Record-chasing All Blacks wary of Boks - Smith


Ben Smith insists New Zealand will not underestimate South Africa as they look to equal the record for the most consecutive Test victories.

Steve Hanson's All Blacks can join their predecessors from the 1960s and the Springboks of the 1990s in managing 17 straight wins should they triumph in Durban on Sunday.

And a new record could then be set if they see off Australia in Auckland on October 22.

Vice-captain Smith acknowledged the prospect of achieving that feat is now motivating the team after they swiftly won the 2016 Rugby Championship. 

"When you're older it would be great to look back and say you were a part of it," he said.

"This weekend it would be 17, which would be equalling the record, but we've got to concentrate on the process of what we do during the week so we can work towards that.

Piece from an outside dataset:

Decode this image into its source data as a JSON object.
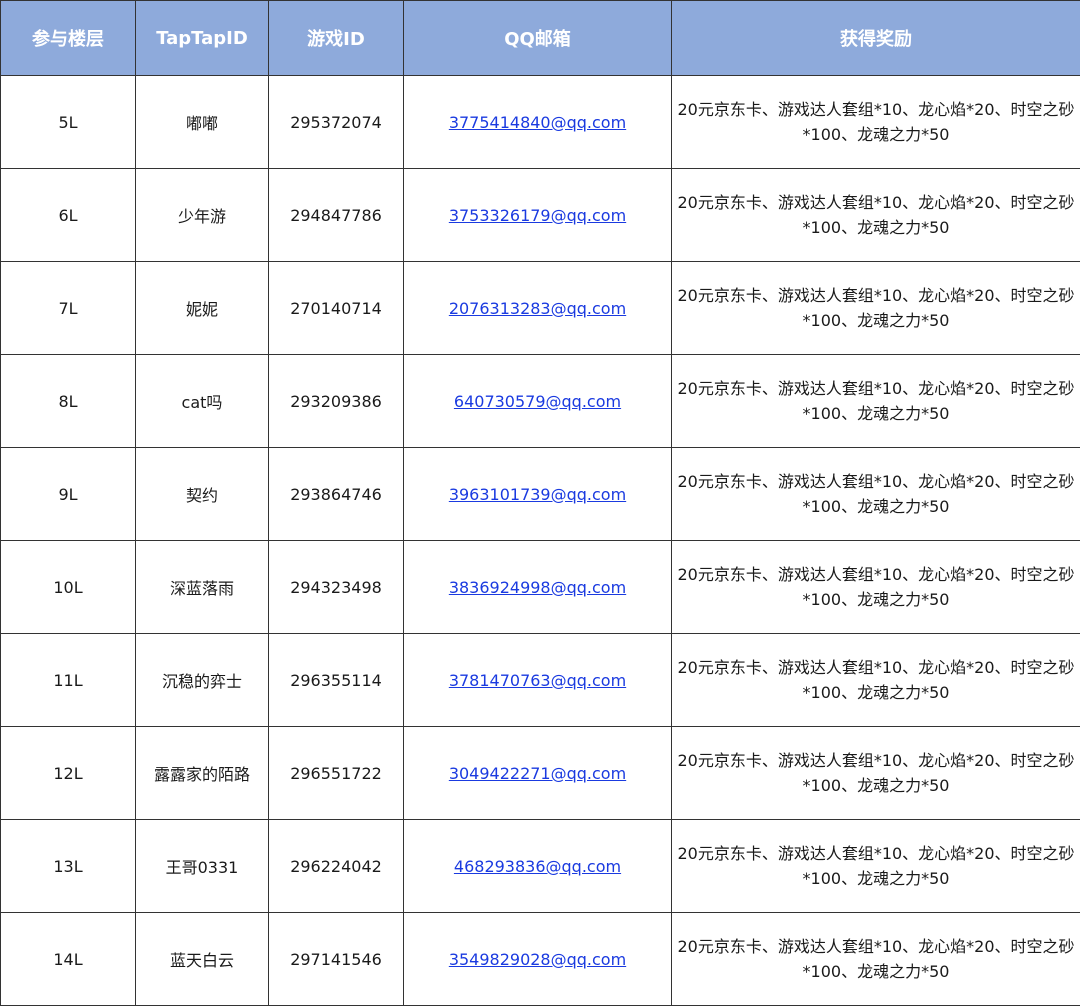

"We know how big the challenge is to play in Argentina and South Africa. The challenge of playing the Springboks in South Africa is a huge one so it's one they'll be ready for. They've got some dangerous players in the backline that we need to be aware of."

South Africa defeated Australia 18-10 on Saturday, while the All Blacks were 36-17 winners over Argentina in Buenos Aires.

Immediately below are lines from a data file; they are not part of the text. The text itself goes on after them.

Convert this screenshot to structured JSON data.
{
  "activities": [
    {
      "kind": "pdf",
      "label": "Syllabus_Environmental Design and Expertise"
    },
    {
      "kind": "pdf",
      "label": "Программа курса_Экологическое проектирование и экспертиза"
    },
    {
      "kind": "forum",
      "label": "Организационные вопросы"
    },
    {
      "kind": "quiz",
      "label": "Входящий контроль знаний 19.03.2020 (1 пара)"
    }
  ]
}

Like Smith, lock Brodie Retallick also has his eye on the prize of a new milestone, while sending out an ominous warning about the team's capacity to improve further.

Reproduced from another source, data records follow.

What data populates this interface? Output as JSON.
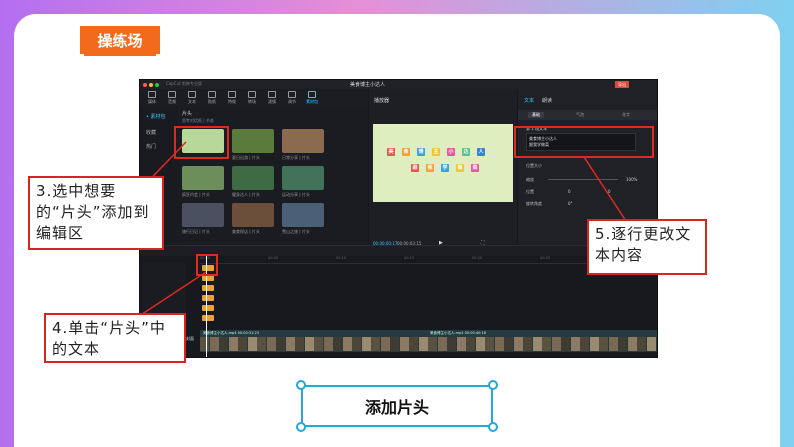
{
  "header": {
    "tag": "操练场"
  },
  "app": {
    "name": "CapCut 剪映专业版",
    "project_title": "美食博主小达人",
    "export_label": "导出",
    "toolbar": [
      "媒体",
      "音频",
      "文本",
      "贴纸",
      "特效",
      "转场",
      "滤镜",
      "调节",
      "素材包"
    ],
    "left_nav": [
      "• 素材包",
      "收藏",
      "热门"
    ],
    "media": {
      "header": "片头",
      "subtitle": "思考对话框 | 节态",
      "thumbs": [
        {
          "label": "",
          "bg": "#b8d89a"
        },
        {
          "label": "夏日出游 | 片头",
          "bg": "#5a7b3b"
        },
        {
          "label": "日常分享 | 片头",
          "bg": "#8a6b50"
        },
        {
          "label": "疯狂约会 | 片头",
          "bg": "#6b8e5a"
        },
        {
          "label": "健身达人 | 片头",
          "bg": "#3f6b44"
        },
        {
          "label": "运动分享 | 片头",
          "bg": "#41725a"
        },
        {
          "label": "旅行日记 | 片头",
          "bg": "#4a5060"
        },
        {
          "label": "美食探店 | 片头",
          "bg": "#6b4f3a"
        },
        {
          "label": "雪山之旅 | 片头",
          "bg": "#4b5f76"
        }
      ]
    },
    "player": {
      "header": "播放器",
      "time_current": "00:00:00:17",
      "time_total": "00:00:03:15",
      "preview_tiles": [
        "美",
        "食",
        "博",
        "主",
        "小",
        "达",
        "人",
        "跟",
        "我",
        "学",
        "做",
        "菜"
      ]
    },
    "props": {
      "tabs": [
        "文本",
        "朗读"
      ],
      "sub_tabs": [
        "基础",
        "气泡",
        "花字"
      ],
      "text_label": "第 1 段文本",
      "text_value_line1": "美食博主小达人",
      "text_value_line2": "跟我学做菜",
      "section": "位置大小",
      "scale_label": "缩放",
      "scale_value": "100%",
      "pos_label": "位置",
      "pos_x": "0",
      "pos_y": "0",
      "rot_label": "旋转角度",
      "rot_value": "0°"
    },
    "timeline": {
      "ruler": [
        "00:00",
        "00:05",
        "00:10",
        "00:15",
        "00:20",
        "00:25",
        "00:30"
      ],
      "video_clip_label": "美食博主小达人.mp4  00:00:31:23",
      "video_clip2_label": "美食博主小达人.mp4  00:00:40:18",
      "cover_label": "封面"
    }
  },
  "callouts": {
    "step3": "3.选中想要的“片头”添加到编辑区",
    "step4": "4.单击“片头”中的文本",
    "step5": "5.逐行更改文本内容"
  },
  "caption": "添加片头",
  "colors": {
    "accent": "#f26a1b",
    "highlight": "#e0291f",
    "cyan": "#29a6d8"
  }
}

"It's a great thing to try and contest," he said of the record.

"We don't want to drop a game. We've played these teams in New Zealand and now we're doing it in their backyards so it's something we want to be able to prove; that we can travel and also win. That's another motivating factor.

"They had a win in the weekend and [are] no doubt coming off a high from that and looking to pressure us.

"We probably haven't put a complete 80 minutes together. Sometimes it's been a real arm-wrestle and sometimes like at the weekend we let it slip so it's fair to say we're still looking to dominate for a full 80 and that's a challenge in itself."